- To support the Governments in strengthening the security measures against the terrorist activities and also to protect the Members’ economic interests in having their seafarers employed by shipowners.
- To facilitate commercial shipping and also to regain the confidence in the international maritime industry.
- Promote safety, security and basic rights of Seafarers in the conduct of their profession.
- Improves and facilitates access control to ports and ships
- Taking safety and security measures for the passengers and crew of the ship on the high seas and also to protect them from terrorist illicit attacks.
- Minimizing administrative delays and also contributing to seafarer convenience and ship-owners’ cost savings.
- Introducing modern security features for the SID.
- Requiring a record of each SID issued to be contained in a national database, with the related information being internationally accessible.
- Requiring issuing Governments to have processes and procedures which are subject to international oversight and ensure the reliability of the identification of the holder of the SID while protecting the holder’s dignity and privacy.
- Enable them to pool and share their technology, expertise and resources, where appropriate.
All this can only be possible if there is sufficient international cooperation and also by enhancing the security measures.
The next generation ILO seafarers’ ID uses a bar code technology to store biometric data and support the ILO’s international interoperability requirements of the SID. The format of storing fingerprint in the biometric profile is in the PDF417 barcode format. The biometric system is used for increasing the strength of the binding between the SID and the seafarer who holds it.
The ILO Convention 185 has a certain set of preconditions that are to be satisfied before giving the license to the seafarers. It was assumed by the framers that while taking fingerprints the seafarers will not perceive fingerprint capture and verification to be an invasion of their privacy or an offence against their dignity. This was also very well laid down in Article 3 of the 185 Convention.

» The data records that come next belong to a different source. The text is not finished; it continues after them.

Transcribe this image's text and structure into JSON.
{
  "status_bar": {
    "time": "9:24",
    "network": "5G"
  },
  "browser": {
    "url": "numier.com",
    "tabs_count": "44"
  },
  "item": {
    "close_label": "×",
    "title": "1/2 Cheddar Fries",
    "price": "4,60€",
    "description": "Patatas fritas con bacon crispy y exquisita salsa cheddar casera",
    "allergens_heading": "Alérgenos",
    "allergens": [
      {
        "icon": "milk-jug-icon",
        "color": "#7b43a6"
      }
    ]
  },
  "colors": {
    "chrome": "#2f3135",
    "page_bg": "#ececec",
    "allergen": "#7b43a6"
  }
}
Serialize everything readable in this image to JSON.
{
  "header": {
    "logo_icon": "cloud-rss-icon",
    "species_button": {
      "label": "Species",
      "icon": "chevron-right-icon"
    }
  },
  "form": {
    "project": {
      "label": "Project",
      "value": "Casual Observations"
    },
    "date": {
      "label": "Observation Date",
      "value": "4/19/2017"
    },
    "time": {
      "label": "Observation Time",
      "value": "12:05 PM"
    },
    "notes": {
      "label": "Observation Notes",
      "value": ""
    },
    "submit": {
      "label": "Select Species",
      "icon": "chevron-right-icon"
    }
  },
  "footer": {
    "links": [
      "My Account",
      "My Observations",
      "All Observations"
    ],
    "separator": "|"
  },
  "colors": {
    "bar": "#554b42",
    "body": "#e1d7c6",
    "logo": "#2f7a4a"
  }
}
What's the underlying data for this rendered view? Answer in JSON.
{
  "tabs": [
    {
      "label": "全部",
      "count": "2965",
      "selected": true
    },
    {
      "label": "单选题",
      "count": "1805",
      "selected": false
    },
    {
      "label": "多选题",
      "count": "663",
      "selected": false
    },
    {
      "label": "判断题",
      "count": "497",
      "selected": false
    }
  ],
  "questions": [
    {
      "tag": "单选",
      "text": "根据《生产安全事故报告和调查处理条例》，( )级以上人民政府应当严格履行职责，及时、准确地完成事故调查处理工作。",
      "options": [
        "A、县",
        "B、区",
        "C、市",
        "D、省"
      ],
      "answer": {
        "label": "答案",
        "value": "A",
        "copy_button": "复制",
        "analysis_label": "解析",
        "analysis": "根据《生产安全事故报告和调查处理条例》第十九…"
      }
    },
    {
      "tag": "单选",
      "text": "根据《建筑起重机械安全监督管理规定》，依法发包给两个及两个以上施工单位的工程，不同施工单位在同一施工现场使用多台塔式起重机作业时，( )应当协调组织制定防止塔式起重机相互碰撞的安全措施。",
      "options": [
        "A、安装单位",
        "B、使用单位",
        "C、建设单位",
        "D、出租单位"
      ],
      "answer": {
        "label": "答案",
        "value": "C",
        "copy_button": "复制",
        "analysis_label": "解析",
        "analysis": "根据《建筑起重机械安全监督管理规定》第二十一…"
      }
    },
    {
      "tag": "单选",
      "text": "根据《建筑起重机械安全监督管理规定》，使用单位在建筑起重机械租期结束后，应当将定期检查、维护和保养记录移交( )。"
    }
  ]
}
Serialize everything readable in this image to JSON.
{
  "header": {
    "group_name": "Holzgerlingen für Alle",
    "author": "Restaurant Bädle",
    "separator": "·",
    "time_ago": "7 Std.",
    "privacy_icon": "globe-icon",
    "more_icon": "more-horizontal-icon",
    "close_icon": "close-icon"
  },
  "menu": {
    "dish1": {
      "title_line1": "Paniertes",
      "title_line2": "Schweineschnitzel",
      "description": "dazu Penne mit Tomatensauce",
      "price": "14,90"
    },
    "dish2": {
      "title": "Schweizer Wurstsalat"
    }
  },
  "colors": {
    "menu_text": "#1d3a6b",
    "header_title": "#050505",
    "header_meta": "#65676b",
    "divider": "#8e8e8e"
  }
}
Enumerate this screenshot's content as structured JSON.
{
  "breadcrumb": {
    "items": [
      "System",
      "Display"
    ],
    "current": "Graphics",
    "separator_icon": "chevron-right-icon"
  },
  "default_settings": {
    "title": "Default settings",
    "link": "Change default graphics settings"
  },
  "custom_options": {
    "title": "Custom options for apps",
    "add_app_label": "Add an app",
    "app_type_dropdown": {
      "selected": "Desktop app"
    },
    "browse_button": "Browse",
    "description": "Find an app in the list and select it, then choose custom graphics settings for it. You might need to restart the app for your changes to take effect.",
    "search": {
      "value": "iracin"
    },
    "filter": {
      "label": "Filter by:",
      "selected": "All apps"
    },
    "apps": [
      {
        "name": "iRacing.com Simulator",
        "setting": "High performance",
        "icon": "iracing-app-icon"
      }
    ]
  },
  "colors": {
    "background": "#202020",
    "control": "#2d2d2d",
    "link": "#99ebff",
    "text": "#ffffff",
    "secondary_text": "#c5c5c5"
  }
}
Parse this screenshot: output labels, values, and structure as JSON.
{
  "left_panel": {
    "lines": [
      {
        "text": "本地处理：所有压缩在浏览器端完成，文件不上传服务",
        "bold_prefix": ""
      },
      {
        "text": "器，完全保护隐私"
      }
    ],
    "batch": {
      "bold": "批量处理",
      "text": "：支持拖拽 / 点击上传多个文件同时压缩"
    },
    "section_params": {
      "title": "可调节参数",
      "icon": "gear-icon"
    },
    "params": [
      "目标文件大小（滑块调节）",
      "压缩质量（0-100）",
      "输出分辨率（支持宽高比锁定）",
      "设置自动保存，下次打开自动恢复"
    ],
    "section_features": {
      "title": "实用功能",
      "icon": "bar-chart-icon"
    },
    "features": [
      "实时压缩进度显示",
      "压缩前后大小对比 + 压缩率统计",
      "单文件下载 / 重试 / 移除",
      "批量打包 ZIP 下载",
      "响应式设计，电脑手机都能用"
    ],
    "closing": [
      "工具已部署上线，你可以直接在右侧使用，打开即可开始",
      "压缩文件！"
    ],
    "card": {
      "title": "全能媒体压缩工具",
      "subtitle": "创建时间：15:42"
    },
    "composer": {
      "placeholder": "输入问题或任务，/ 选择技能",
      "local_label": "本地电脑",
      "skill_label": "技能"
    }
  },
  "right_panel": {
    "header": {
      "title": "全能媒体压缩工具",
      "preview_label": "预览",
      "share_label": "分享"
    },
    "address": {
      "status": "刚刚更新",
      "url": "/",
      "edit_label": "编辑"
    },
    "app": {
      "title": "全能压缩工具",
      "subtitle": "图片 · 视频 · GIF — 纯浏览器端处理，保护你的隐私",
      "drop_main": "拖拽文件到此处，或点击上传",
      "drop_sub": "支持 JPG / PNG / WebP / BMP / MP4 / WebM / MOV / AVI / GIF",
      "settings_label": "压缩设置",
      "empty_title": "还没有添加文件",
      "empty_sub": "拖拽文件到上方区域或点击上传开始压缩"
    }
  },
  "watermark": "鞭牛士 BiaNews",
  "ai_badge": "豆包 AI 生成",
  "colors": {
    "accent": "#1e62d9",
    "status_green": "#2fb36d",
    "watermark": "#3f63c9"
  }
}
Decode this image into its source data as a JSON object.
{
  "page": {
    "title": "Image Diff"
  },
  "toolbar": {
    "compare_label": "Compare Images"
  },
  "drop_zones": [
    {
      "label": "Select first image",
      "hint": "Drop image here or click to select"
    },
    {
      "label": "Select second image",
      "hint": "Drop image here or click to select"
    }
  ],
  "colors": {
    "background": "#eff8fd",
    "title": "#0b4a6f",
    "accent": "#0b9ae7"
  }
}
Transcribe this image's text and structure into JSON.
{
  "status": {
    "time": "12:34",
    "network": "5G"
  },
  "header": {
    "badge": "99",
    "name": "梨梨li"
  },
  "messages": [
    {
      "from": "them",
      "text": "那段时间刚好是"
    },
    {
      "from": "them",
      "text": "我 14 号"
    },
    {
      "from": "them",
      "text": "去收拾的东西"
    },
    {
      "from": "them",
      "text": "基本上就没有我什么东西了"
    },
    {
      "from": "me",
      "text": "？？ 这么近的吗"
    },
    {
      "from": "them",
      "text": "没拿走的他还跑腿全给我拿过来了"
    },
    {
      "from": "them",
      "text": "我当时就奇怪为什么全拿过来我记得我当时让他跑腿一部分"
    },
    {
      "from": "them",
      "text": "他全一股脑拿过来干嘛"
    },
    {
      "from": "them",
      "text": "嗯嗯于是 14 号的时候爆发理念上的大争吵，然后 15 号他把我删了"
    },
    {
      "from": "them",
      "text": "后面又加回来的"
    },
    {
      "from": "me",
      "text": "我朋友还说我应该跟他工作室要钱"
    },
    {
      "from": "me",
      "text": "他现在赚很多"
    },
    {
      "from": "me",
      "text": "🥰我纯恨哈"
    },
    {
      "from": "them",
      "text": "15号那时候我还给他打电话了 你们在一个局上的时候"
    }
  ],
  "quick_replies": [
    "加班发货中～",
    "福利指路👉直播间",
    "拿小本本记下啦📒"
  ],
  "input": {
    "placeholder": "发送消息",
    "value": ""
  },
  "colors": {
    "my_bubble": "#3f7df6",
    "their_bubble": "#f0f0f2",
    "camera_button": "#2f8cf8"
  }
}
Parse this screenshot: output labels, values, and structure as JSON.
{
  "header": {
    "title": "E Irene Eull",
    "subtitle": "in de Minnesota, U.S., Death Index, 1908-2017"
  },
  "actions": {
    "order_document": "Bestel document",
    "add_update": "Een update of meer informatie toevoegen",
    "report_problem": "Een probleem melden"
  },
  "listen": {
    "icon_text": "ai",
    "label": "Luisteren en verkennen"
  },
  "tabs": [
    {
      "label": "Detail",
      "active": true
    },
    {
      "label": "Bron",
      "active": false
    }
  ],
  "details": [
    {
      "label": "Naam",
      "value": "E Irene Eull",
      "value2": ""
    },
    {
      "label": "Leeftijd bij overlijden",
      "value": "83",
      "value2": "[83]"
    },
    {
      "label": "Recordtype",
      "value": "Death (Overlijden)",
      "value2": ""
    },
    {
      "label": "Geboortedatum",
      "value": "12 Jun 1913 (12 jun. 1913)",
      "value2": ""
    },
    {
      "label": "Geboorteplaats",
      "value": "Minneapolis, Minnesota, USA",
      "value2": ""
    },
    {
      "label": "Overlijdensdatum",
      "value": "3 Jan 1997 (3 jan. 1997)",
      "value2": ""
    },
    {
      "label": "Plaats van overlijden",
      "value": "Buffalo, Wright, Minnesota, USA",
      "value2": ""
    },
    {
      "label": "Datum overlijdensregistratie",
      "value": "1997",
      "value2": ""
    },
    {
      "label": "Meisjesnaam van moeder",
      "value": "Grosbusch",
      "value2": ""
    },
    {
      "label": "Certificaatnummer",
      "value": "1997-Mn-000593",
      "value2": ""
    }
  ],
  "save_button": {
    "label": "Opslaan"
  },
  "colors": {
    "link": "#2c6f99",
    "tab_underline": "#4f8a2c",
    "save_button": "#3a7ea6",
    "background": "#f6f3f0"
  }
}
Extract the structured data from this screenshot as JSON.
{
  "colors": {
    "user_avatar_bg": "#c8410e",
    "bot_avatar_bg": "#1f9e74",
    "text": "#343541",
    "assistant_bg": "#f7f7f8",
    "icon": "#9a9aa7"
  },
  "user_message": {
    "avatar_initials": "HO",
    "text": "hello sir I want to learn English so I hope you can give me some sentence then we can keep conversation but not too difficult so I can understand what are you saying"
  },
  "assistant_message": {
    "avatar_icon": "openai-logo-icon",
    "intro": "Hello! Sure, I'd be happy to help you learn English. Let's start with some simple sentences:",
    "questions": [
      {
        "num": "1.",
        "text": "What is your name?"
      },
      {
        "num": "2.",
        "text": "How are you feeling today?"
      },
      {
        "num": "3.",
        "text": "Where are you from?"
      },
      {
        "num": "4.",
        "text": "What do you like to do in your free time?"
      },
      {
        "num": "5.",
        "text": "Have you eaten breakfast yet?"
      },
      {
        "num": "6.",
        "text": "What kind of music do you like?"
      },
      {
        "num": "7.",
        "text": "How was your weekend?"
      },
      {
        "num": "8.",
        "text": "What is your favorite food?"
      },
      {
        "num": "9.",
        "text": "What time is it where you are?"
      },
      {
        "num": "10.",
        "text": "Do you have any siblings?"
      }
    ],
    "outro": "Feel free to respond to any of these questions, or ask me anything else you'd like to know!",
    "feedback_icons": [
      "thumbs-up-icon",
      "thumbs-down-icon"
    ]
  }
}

For enrolling the Biometric, an issuing agent is required to enter the personalization information into the enrollment system. A fingerprint should be captured from the index finger of each hand. In case the index finger is damaged and the fingerprint cannot be taken, then a fingerprint from another finger or thumb will be captured. The SID-issuing agent shall specify which fingers were enrolled at the time of biometric enrolment, and this information shall be recorded in the header of the biometric template to be stored on the SID bar code.
India also ratified this convention and became a part of it. This is a boon for the Indian Sailors as they can move freely in the international waters without any restriction. The identity card that is issued to them have all the features to be verified electronically and is recognised world wide.The hassle free movement in the international waters will also increase employment opportunities for the Seafarers. India has over 1.8 lakh seafarers, just around 7 per cent of the global share of sailors. The security issues that are presently faced by the seafarers will also be solved and taken care of.
Convention No. 185 is potentially a very effective Convention designed to serve modern border control and security interests, while also respecting seafarers’ rights. It combines and balances security interests with the welfare of seafarers and the facilitation of world shipping. With respect to security interests, it provides for SIDs with essential modern security features and is unique in its establishment of minimum standards for national SIDs issuance procedures as well as the international oversight of compliance with those procedures, and also in its establishment of international cooperation in the sharing of data on issued SIDs through national databases and national focal points that can be contacted on a round-the-Clock basis.